## [WHAT TO DO]
Word for word, restate the records that appear below.
_ _ _
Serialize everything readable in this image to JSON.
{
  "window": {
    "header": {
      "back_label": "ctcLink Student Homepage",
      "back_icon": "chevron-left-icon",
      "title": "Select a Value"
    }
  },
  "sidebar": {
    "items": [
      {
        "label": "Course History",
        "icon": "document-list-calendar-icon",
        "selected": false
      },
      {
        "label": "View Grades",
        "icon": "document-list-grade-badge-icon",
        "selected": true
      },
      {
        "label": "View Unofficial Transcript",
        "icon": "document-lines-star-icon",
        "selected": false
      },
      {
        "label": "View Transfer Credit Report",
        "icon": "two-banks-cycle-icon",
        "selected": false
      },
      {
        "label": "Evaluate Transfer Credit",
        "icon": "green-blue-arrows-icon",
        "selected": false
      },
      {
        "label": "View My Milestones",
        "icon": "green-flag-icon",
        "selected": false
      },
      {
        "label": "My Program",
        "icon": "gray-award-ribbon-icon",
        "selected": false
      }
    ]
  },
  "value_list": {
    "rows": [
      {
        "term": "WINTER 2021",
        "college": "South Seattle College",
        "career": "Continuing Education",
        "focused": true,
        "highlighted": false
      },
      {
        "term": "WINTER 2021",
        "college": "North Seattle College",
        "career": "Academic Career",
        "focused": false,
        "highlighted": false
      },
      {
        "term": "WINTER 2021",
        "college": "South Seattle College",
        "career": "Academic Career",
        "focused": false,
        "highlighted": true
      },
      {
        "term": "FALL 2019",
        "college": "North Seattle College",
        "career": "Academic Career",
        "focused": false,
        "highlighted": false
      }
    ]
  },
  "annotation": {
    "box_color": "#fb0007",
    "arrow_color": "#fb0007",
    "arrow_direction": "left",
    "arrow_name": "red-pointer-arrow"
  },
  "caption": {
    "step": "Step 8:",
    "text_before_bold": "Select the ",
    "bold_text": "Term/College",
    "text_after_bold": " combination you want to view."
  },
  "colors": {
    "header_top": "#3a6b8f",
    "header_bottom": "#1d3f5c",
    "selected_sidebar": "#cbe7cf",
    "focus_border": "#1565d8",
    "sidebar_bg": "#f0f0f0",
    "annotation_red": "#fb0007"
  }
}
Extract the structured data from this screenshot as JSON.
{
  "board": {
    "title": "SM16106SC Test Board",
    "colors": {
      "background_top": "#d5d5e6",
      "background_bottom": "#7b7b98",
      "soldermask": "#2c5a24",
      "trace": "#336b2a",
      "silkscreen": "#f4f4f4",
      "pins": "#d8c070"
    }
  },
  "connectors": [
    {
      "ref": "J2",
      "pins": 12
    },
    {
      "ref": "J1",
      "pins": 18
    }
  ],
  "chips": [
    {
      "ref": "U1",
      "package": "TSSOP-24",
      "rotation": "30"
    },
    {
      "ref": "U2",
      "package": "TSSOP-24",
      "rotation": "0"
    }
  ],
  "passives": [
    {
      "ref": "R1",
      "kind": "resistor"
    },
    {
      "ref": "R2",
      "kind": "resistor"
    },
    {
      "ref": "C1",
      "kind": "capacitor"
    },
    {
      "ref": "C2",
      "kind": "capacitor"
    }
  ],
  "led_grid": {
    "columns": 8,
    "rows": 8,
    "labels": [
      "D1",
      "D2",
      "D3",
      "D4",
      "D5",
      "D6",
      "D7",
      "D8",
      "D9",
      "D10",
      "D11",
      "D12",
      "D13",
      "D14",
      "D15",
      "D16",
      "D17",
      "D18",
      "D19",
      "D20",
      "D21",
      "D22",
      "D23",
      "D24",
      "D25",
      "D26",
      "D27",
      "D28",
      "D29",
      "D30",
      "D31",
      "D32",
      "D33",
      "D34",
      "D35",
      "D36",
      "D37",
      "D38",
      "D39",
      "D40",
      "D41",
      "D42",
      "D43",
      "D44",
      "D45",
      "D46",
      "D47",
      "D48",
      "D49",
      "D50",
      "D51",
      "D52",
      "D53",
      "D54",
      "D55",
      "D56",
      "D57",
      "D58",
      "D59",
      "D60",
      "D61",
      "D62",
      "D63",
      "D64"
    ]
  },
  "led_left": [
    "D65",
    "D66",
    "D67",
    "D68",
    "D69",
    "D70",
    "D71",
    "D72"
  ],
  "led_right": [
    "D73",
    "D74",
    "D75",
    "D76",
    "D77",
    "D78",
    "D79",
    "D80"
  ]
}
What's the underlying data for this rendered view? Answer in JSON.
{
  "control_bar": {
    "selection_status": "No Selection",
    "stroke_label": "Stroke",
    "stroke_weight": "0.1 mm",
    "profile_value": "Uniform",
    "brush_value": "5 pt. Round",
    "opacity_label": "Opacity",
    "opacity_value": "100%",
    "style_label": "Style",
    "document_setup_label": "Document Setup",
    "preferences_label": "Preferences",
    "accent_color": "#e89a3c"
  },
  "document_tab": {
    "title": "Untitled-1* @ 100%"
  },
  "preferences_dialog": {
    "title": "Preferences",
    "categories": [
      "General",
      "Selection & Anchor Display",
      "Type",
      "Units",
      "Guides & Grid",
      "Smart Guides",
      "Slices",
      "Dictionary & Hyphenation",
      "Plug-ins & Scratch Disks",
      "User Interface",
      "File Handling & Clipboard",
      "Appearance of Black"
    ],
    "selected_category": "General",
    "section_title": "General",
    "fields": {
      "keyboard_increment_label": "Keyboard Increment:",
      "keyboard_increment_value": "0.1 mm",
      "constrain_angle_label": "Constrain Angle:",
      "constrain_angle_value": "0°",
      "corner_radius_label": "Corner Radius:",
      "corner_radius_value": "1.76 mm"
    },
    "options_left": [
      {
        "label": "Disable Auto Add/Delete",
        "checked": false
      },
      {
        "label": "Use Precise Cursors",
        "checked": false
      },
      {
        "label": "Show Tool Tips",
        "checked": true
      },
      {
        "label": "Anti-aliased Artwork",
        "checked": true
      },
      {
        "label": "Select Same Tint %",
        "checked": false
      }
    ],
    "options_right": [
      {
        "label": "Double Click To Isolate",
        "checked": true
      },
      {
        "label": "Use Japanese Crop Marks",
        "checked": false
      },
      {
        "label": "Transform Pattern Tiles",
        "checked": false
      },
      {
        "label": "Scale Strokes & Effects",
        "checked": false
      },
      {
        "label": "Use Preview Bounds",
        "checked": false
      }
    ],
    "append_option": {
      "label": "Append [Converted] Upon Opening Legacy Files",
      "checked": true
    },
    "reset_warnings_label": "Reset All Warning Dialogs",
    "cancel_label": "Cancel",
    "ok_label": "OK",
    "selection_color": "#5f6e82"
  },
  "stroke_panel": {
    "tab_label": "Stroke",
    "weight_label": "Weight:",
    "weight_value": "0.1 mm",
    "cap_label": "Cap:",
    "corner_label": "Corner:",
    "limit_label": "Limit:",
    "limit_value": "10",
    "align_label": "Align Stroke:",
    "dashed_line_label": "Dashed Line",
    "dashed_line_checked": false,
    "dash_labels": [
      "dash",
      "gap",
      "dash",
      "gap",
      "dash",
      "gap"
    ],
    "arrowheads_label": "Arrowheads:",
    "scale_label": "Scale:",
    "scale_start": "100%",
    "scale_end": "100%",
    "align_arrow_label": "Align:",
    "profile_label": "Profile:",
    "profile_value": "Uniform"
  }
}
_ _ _
## [EXERCISE RESULT]
Serialize everything readable in this image to JSON.
{
  "window": {
    "header": {
      "back_label": "ctcLink Student Homepage",
      "back_icon": "chevron-left-icon",
      "title": "Select a Value"
    }
  },
  "sidebar": {
    "items": [
      {
        "label": "Course History",
        "icon": "document-list-calendar-icon",
        "selected": false
      },
      {
        "label": "View Grades",
        "icon": "document-list-grade-badge-icon",
        "selected": true
      },
      {
        "label": "View Unofficial Transcript",
        "icon": "document-lines-star-icon",
        "selected": false
      },
      {
        "label": "View Transfer Credit Report",
        "icon": "two-banks-cycle-icon",
        "selected": false
      },
      {
        "label": "Evaluate Transfer Credit",
        "icon": "green-blue-arrows-icon",
        "selected": false
      },
      {
        "label": "View My Milestones",
        "icon": "green-flag-icon",
        "selected": false
      },
      {
        "label": "My Program",
        "icon": "gray-award-ribbon-icon",
        "selected": false
      }
    ]
  },
  "value_list": {
    "rows": [
      {
        "term": "WINTER 2021",
        "college": "South Seattle College",
        "career": "Continuing Education",
        "focused": true,
        "highlighted": false
      },
      {
        "term": "WINTER 2021",
        "college": "North Seattle College",
        "career": "Academic Career",
        "focused": false,
        "highlighted": false
      },
      {
        "term": "WINTER 2021",
        "college": "South Seattle College",
        "career": "Academic Career",
        "focused": false,
        "highlighted": true
      },
      {
        "term": "FALL 2019",
        "college": "North Seattle College",
        "career": "Academic Career",
        "focused": false,
        "highlighted": false
      }
    ]
  },
  "annotation": {
    "box_color": "#fb0007",
    "arrow_color": "#fb0007",
    "arrow_direction": "left",
    "arrow_name": "red-pointer-arrow"
  },
  "caption": {
    "step": "Step 8:",
    "text_before_bold": "Select the ",
    "bold_text": "Term/College",
    "text_after_bold": " combination you want to view."
  },
  "colors": {
    "header_top": "#3a6b8f",
    "header_bottom": "#1d3f5c",
    "selected_sidebar": "#cbe7cf",
    "focus_border": "#1565d8",
    "sidebar_bg": "#f0f0f0",
    "annotation_red": "#fb0007"
  }
}
Extract the structured data from this screenshot as JSON.
{
  "board": {
    "title": "SM16106SC Test Board",
    "colors": {
      "background_top": "#d5d5e6",
      "background_bottom": "#7b7b98",
      "soldermask": "#2c5a24",
      "trace": "#336b2a",
      "silkscreen": "#f4f4f4",
      "pins": "#d8c070"
    }
  },
  "connectors": [
    {
      "ref": "J2",
      "pins": 12
    },
    {
      "ref": "J1",
      "pins": 18
    }
  ],
  "chips": [
    {
      "ref": "U1",
      "package": "TSSOP-24",
      "rotation": "30"
    },
    {
      "ref": "U2",
      "package": "TSSOP-24",
      "rotation": "0"
    }
  ],
  "passives": [
    {
      "ref": "R1",
      "kind": "resistor"
    },
    {
      "ref": "R2",
      "kind": "resistor"
    },
    {
      "ref": "C1",
      "kind": "capacitor"
    },
    {
      "ref": "C2",
      "kind": "capacitor"
    }
  ],
  "led_grid": {
    "columns": 8,
    "rows": 8,
    "labels": [
      "D1",
      "D2",
      "D3",
      "D4",
      "D5",
      "D6",
      "D7",
      "D8",
      "D9",
      "D10",
      "D11",
      "D12",
      "D13",
      "D14",
      "D15",
      "D16",
      "D17",
      "D18",
      "D19",
      "D20",
      "D21",
      "D22",
      "D23",
      "D24",
      "D25",
      "D26",
      "D27",
      "D28",
      "D29",
      "D30",
      "D31",
      "D32",
      "D33",
      "D34",
      "D35",
      "D36",
      "D37",
      "D38",
      "D39",
      "D40",
      "D41",
      "D42",
      "D43",
      "D44",
      "D45",
      "D46",
      "D47",
      "D48",
      "D49",
      "D50",
      "D51",
      "D52",
      "D53",
      "D54",
      "D55",
      "D56",
      "D57",
      "D58",
      "D59",
      "D60",
      "D61",
      "D62",
      "D63",
      "D64"
    ]
  },
  "led_left": [
    "D65",
    "D66",
    "D67",
    "D68",
    "D69",
    "D70",
    "D71",
    "D72"
  ],
  "led_right": [
    "D73",
    "D74",
    "D75",
    "D76",
    "D77",
    "D78",
    "D79",
    "D80"
  ]
}
What's the underlying data for this rendered view? Answer in JSON.
{
  "control_bar": {
    "selection_status": "No Selection",
    "stroke_label": "Stroke",
    "stroke_weight": "0.1 mm",
    "profile_value": "Uniform",
    "brush_value": "5 pt. Round",
    "opacity_label": "Opacity",
    "opacity_value": "100%",
    "style_label": "Style",
    "document_setup_label": "Document Setup",
    "preferences_label": "Preferences",
    "accent_color": "#e89a3c"
  },
  "document_tab": {
    "title": "Untitled-1* @ 100%"
  },
  "preferences_dialog": {
    "title": "Preferences",
    "categories": [
      "General",
      "Selection & Anchor Display",
      "Type",
      "Units",
      "Guides & Grid",
      "Smart Guides",
      "Slices",
      "Dictionary & Hyphenation",
      "Plug-ins & Scratch Disks",
      "User Interface",
      "File Handling & Clipboard",
      "Appearance of Black"
    ],
    "selected_category": "General",
    "section_title": "General",
    "fields": {
      "keyboard_increment_label": "Keyboard Increment:",
      "keyboard_increment_value": "0.1 mm",
      "constrain_angle_label": "Constrain Angle:",
      "constrain_angle_value": "0°",
      "corner_radius_label": "Corner Radius:",
      "corner_radius_value": "1.76 mm"
    },
    "options_left": [
      {
        "label": "Disable Auto Add/Delete",
        "checked": false
      },
      {
        "label": "Use Precise Cursors",
        "checked": false
      },
      {
        "label": "Show Tool Tips",
        "checked": true
      },
      {
        "label": "Anti-aliased Artwork",
        "checked": true
      },
      {
        "label": "Select Same Tint %",
        "checked": false
      }
    ],
    "options_right": [
      {
        "label": "Double Click To Isolate",
        "checked": true
      },
      {
        "label": "Use Japanese Crop Marks",
        "checked": false
      },
      {
        "label": "Transform Pattern Tiles",
        "checked": false
      },
      {
        "label": "Scale Strokes & Effects",
        "checked": false
      },
      {
        "label": "Use Preview Bounds",
        "checked": false
      }
    ],
    "append_option": {
      "label": "Append [Converted] Upon Opening Legacy Files",
      "checked": true
    },
    "reset_warnings_label": "Reset All Warning Dialogs",
    "cancel_label": "Cancel",
    "ok_label": "OK",
    "selection_color": "#5f6e82"
  },
  "stroke_panel": {
    "tab_label": "Stroke",
    "weight_label": "Weight:",
    "weight_value": "0.1 mm",
    "cap_label": "Cap:",
    "corner_label": "Corner:",
    "limit_label": "Limit:",
    "limit_value": "10",
    "align_label": "Align Stroke:",
    "dashed_line_label": "Dashed Line",
    "dashed_line_checked": false,
    "dash_labels": [
      "dash",
      "gap",
      "dash",
      "gap",
      "dash",
      "gap"
    ],
    "arrowheads_label": "Arrowheads:",
    "scale_label": "Scale:",
    "scale_start": "100%",
    "scale_end": "100%",
    "align_arrow_label": "Align:",
    "profile_label": "Profile:",
    "profile_value": "Uniform"
  }
}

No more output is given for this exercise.